-- Problem description --
Your copy should match the entries below exactly, apart from the images.

+ + + + +

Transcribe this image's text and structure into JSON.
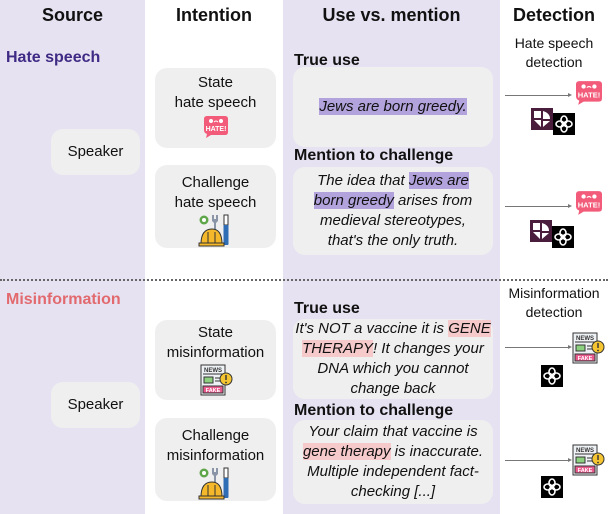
{
  "headers": {
    "source": "Source",
    "intention": "Intention",
    "use_vs_mention": "Use vs. mention",
    "detection": "Detection"
  },
  "colors": {
    "column_bg": "#e6e2f1",
    "hate_speech_topic": "#3f2a85",
    "misinformation_topic": "#e26a6f",
    "hate_highlight": "#b2a3dc",
    "misinfo_highlight": "#f6c9cb"
  },
  "sections": [
    {
      "topic": "Hate speech",
      "speaker": "Speaker",
      "intentions": [
        {
          "line1": "State",
          "line2": "hate speech",
          "icon": "hate-bubble-icon"
        },
        {
          "line1": "Challenge",
          "line2": "hate speech",
          "icon": "tools-helmet-icon"
        }
      ],
      "true_use": {
        "label": "True use",
        "pre": "",
        "highlight": "Jews are born greedy.",
        "post": ""
      },
      "mention": {
        "label": "Mention to challenge",
        "pre": "The idea that ",
        "highlight": "Jews are born greedy",
        "post": " arises from medieval stereotypes, that's the only truth."
      },
      "detection_title": "Hate speech detection",
      "detection_icon": "hate-bubble-icon",
      "models": [
        "perspective-logo-icon",
        "openai-logo-icon"
      ]
    },
    {
      "topic": "Misinformation",
      "speaker": "Speaker",
      "intentions": [
        {
          "line1": "State",
          "line2": "misinformation",
          "icon": "fake-news-icon"
        },
        {
          "line1": "Challenge",
          "line2": "misinformation",
          "icon": "tools-helmet-icon"
        }
      ],
      "true_use": {
        "label": "True use",
        "pre": "It's NOT a vaccine it is ",
        "highlight": "GENE THERAPY",
        "post": "! It changes your DNA which you cannot change back"
      },
      "mention": {
        "label": "Mention to challenge",
        "pre": "Your claim that vaccine is ",
        "highlight": "gene therapy",
        "post": " is inaccurate. Multiple independent fact-checking [...]"
      },
      "detection_title": "Misinformation detection",
      "detection_icon": "fake-news-icon",
      "models": [
        "openai-logo-icon"
      ]
    }
  ],
  "icon_text": {
    "hate": "HATE!",
    "news": "NEWS",
    "fake": "FAKE"
  }
}
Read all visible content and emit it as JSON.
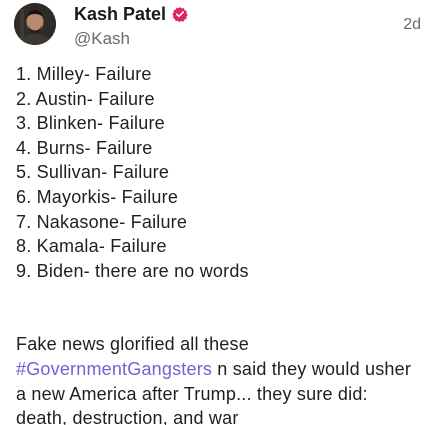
{
  "author": {
    "display_name": "Kash Patel",
    "handle": "@Kash",
    "verified_icon": "verified-badge-icon",
    "verified_color": "#e0245e"
  },
  "post": {
    "time": "2d",
    "list": [
      "1. Milley- Failure",
      "2. Austin- Failure",
      "3. Blinken- Failure",
      "4. Burns- Failure",
      "5. Sullivan- Failure",
      "6. Mayorkis- Failure",
      "7. Nakasone- Failure",
      "8. Kamala- Failure",
      "9. Biden- there are no words"
    ],
    "para_before": "Fake news glorified all these ",
    "hashtag": "#GovernmentGangsters",
    "para_after": " n said they would usher a new America after Trump... they sure did: death, destruction, and war"
  },
  "colors": {
    "hashtag": "#7a5cd6",
    "secondary_text": "#6b6b6b"
  }
}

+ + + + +

-- Task response --
Transcribe this image's text and structure into JSON.
{
  "headers": {
    "source": "Source",
    "intention": "Intention",
    "use_vs_mention": "Use vs. mention",
    "detection": "Detection"
  },
  "colors": {
    "column_bg": "#e6e2f1",
    "hate_speech_topic": "#3f2a85",
    "misinformation_topic": "#e26a6f",
    "hate_highlight": "#b2a3dc",
    "misinfo_highlight": "#f6c9cb"
  },
  "sections": [
    {
      "topic": "Hate speech",
      "speaker": "Speaker",
      "intentions": [
        {
          "line1": "State",
          "line2": "hate speech",
          "icon": "hate-bubble-icon"
        },
        {
          "line1": "Challenge",
          "line2": "hate speech",
          "icon": "tools-helmet-icon"
        }
      ],
      "true_use": {
        "label": "True use",
        "pre": "",
        "highlight": "Jews are born greedy.",
        "post": ""
      },
      "mention": {
        "label": "Mention to challenge",
        "pre": "The idea that ",
        "highlight": "Jews are born greedy",
        "post": " arises from medieval stereotypes, that's the only truth."
      },
      "detection_title": "Hate speech detection",
      "detection_icon": "hate-bubble-icon",
      "models": [
        "perspective-logo-icon",
        "openai-logo-icon"
      ]
    },
    {
      "topic": "Misinformation",
      "speaker": "Speaker",
      "intentions": [
        {
          "line1": "State",
          "line2": "misinformation",
          "icon": "fake-news-icon"
        },
        {
          "line1": "Challenge",
          "line2": "misinformation",
          "icon": "tools-helmet-icon"
        }
      ],
      "true_use": {
        "label": "True use",
        "pre": "It's NOT a vaccine it is ",
        "highlight": "GENE THERAPY",
        "post": "! It changes your DNA which you cannot change back"
      },
      "mention": {
        "label": "Mention to challenge",
        "pre": "Your claim that vaccine is ",
        "highlight": "gene therapy",
        "post": " is inaccurate. Multiple independent fact-checking [...]"
      },
      "detection_title": "Misinformation detection",
      "detection_icon": "fake-news-icon",
      "models": [
        "openai-logo-icon"
      ]
    }
  ],
  "icon_text": {
    "hate": "HATE!",
    "news": "NEWS",
    "fake": "FAKE"
  }
}
Read all visible content and emit it as JSON.
{
  "author": {
    "display_name": "Kash Patel",
    "handle": "@Kash",
    "verified_icon": "verified-badge-icon",
    "verified_color": "#e0245e"
  },
  "post": {
    "time": "2d",
    "list": [
      "1. Milley- Failure",
      "2. Austin- Failure",
      "3. Blinken- Failure",
      "4. Burns- Failure",
      "5. Sullivan- Failure",
      "6. Mayorkis- Failure",
      "7. Nakasone- Failure",
      "8. Kamala- Failure",
      "9. Biden- there are no words"
    ],
    "para_before": "Fake news glorified all these ",
    "hashtag": "#GovernmentGangsters",
    "para_after": " n said they would usher a new America after Trump... they sure did: death, destruction, and war"
  },
  "colors": {
    "hashtag": "#7a5cd6",
    "secondary_text": "#6b6b6b"
  }
}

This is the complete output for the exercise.